Hot Springs Documentary Film Festival

TEXAS GOLD: One Woman's Fight in the most toxic place in America 2005 RT: 21:00

Directed by: Carolyn Scott

Diane Wilson, a fourth generation fisherwoman and mother of 5 has been battling the giants of the petro-chemical industry in the most toxic place in America.

Surviving imprisonments, surveillance & constant harassment, Diane recounts her hunger strikes and civil disobedience actions that have made this self-proclaimed ?unreasonable woman? public enemy No. 1 to the lawless industries who routinely spill millions of pounds of toxins into the air, water & soil.

Diane believes that putting your life at risk is where change happens!

Carolyn Scott ?emerging Filmmaker and long time educator and environmental activist. Carolyn won the Roy W. Dean Writers Grant in 2003 to develop a series that looks at the global ecological crisis through the lives of 5 remarkable women. Her mission is to make films that empower, inspire, outrage and move her audiences to action.

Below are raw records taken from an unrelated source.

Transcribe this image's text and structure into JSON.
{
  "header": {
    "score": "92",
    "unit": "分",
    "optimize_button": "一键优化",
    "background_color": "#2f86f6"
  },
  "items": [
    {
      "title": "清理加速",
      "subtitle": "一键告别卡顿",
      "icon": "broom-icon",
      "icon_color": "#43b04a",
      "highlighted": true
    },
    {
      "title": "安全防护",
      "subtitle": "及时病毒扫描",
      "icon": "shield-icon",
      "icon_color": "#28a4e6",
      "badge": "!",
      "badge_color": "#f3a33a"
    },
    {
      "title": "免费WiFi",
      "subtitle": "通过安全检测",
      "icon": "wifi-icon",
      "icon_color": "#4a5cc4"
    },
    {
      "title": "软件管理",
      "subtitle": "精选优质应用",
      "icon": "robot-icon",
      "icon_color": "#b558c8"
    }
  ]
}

"Meridel Le Sueur: MY PEOPLE ARE MY HOME" 1979 RT: 45:00

Directed by: The Twin Cities Women's Film Collective

Meridel LeSueur - journalist, activist, Communist, feminist, poet, is considered by many to be one of the great American writers of the 20th century.

We see Meridel telling us the truth in her own beautiful words, and narrating from her personal journals written across the first 75 years of her activist and creative life. Always identifying with the struggle, she became the written voice of the people's movements--the workers, the unemployed, women, Indians, the farmers--her stories were their stories.

She died in 1996, but she was still writing & living in Minnesota when a group of women began to meet in the domed bible college at University and 15th on the U of M campus around 1972; the group eventually formed "The Twin Cities Women's Film Collective". They met Meridel through her daughter Deborah who was part of the collective. The filmmakers and Meridel immediately resonated with each other, and the film project was born. With borrowed 16mm technology in their hands, they set about creating a vehicle for Meridel's own history of the Midwest, for her ideas about love and compassion for the earth, for one another, and for the causes of "the people".

Members of the TCWFC will be on hand to talk about the making of this film.